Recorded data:
···

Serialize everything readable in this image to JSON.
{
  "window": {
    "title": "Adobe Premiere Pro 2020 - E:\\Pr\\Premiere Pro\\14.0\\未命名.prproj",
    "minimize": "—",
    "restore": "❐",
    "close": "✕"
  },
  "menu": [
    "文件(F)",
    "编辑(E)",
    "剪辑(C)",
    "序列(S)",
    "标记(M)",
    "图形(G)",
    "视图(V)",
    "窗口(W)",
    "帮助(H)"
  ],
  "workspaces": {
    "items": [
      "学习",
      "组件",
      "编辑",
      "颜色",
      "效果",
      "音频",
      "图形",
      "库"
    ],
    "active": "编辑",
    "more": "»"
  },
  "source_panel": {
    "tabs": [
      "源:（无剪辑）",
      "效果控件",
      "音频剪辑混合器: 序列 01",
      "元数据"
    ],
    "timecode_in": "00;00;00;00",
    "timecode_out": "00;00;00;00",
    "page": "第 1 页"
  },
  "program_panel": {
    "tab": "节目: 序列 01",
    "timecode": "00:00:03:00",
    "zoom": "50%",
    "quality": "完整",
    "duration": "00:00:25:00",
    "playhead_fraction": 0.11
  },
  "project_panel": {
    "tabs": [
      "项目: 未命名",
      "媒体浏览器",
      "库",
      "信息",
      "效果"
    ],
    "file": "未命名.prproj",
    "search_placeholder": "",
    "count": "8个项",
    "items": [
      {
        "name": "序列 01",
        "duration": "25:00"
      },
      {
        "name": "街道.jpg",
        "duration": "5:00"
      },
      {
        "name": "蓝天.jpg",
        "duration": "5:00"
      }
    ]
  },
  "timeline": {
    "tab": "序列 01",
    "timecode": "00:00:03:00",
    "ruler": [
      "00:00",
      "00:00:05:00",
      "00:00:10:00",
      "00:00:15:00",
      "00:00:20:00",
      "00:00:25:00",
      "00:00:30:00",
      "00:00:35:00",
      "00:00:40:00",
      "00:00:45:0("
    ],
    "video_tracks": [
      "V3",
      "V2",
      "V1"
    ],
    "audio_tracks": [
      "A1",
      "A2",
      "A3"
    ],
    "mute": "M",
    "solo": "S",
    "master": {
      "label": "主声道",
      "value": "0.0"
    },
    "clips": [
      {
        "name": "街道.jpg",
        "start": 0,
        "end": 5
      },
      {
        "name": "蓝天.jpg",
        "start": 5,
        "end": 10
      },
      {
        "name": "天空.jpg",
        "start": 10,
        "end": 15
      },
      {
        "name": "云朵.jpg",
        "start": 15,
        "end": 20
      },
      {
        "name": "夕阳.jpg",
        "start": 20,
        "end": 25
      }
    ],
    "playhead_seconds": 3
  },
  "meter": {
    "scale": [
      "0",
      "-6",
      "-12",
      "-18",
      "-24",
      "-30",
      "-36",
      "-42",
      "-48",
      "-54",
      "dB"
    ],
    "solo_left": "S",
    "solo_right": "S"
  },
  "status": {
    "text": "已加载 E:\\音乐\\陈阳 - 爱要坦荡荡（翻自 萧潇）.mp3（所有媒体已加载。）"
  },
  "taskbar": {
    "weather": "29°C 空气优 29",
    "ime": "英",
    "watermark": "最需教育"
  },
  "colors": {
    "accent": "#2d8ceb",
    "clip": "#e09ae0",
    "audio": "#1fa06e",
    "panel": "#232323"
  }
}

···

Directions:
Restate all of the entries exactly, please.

Exercise output:
Serialize everything readable in this image to JSON.
{
  "window": {
    "title": "Adobe Premiere Pro 2020 - E:\\Pr\\Premiere Pro\\14.0\\未命名.prproj",
    "minimize": "—",
    "restore": "❐",
    "close": "✕"
  },
  "menu": [
    "文件(F)",
    "编辑(E)",
    "剪辑(C)",
    "序列(S)",
    "标记(M)",
    "图形(G)",
    "视图(V)",
    "窗口(W)",
    "帮助(H)"
  ],
  "workspaces": {
    "items": [
      "学习",
      "组件",
      "编辑",
      "颜色",
      "效果",
      "音频",
      "图形",
      "库"
    ],
    "active": "编辑",
    "more": "»"
  },
  "source_panel": {
    "tabs": [
      "源:（无剪辑）",
      "效果控件",
      "音频剪辑混合器: 序列 01",
      "元数据"
    ],
    "timecode_in": "00;00;00;00",
    "timecode_out": "00;00;00;00",
    "page": "第 1 页"
  },
  "program_panel": {
    "tab": "节目: 序列 01",
    "timecode": "00:00:03:00",
    "zoom": "50%",
    "quality": "完整",
    "duration": "00:00:25:00",
    "playhead_fraction": 0.11
  },
  "project_panel": {
    "tabs": [
      "项目: 未命名",
      "媒体浏览器",
      "库",
      "信息",
      "效果"
    ],
    "file": "未命名.prproj",
    "search_placeholder": "",
    "count": "8个项",
    "items": [
      {
        "name": "序列 01",
        "duration": "25:00"
      },
      {
        "name": "街道.jpg",
        "duration": "5:00"
      },
      {
        "name": "蓝天.jpg",
        "duration": "5:00"
      }
    ]
  },
  "timeline": {
    "tab": "序列 01",
    "timecode": "00:00:03:00",
    "ruler": [
      "00:00",
      "00:00:05:00",
      "00:00:10:00",
      "00:00:15:00",
      "00:00:20:00",
      "00:00:25:00",
      "00:00:30:00",
      "00:00:35:00",
      "00:00:40:00",
      "00:00:45:0("
    ],
    "video_tracks": [
      "V3",
      "V2",
      "V1"
    ],
    "audio_tracks": [
      "A1",
      "A2",
      "A3"
    ],
    "mute": "M",
    "solo": "S",
    "master": {
      "label": "主声道",
      "value": "0.0"
    },
    "clips": [
      {
        "name": "街道.jpg",
        "start": 0,
        "end": 5
      },
      {
        "name": "蓝天.jpg",
        "start": 5,
        "end": 10
      },
      {
        "name": "天空.jpg",
        "start": 10,
        "end": 15
      },
      {
        "name": "云朵.jpg",
        "start": 15,
        "end": 20
      },
      {
        "name": "夕阳.jpg",
        "start": 20,
        "end": 25
      }
    ],
    "playhead_seconds": 3
  },
  "meter": {
    "scale": [
      "0",
      "-6",
      "-12",
      "-18",
      "-24",
      "-30",
      "-36",
      "-42",
      "-48",
      "-54",
      "dB"
    ],
    "solo_left": "S",
    "solo_right": "S"
  },
  "status": {
    "text": "已加载 E:\\音乐\\陈阳 - 爱要坦荡荡（翻自 萧潇）.mp3（所有媒体已加载。）"
  },
  "taskbar": {
    "weather": "29°C 空气优 29",
    "ime": "英",
    "watermark": "最需教育"
  },
  "colors": {
    "accent": "#2d8ceb",
    "clip": "#e09ae0",
    "audio": "#1fa06e",
    "panel": "#232323"
  }
}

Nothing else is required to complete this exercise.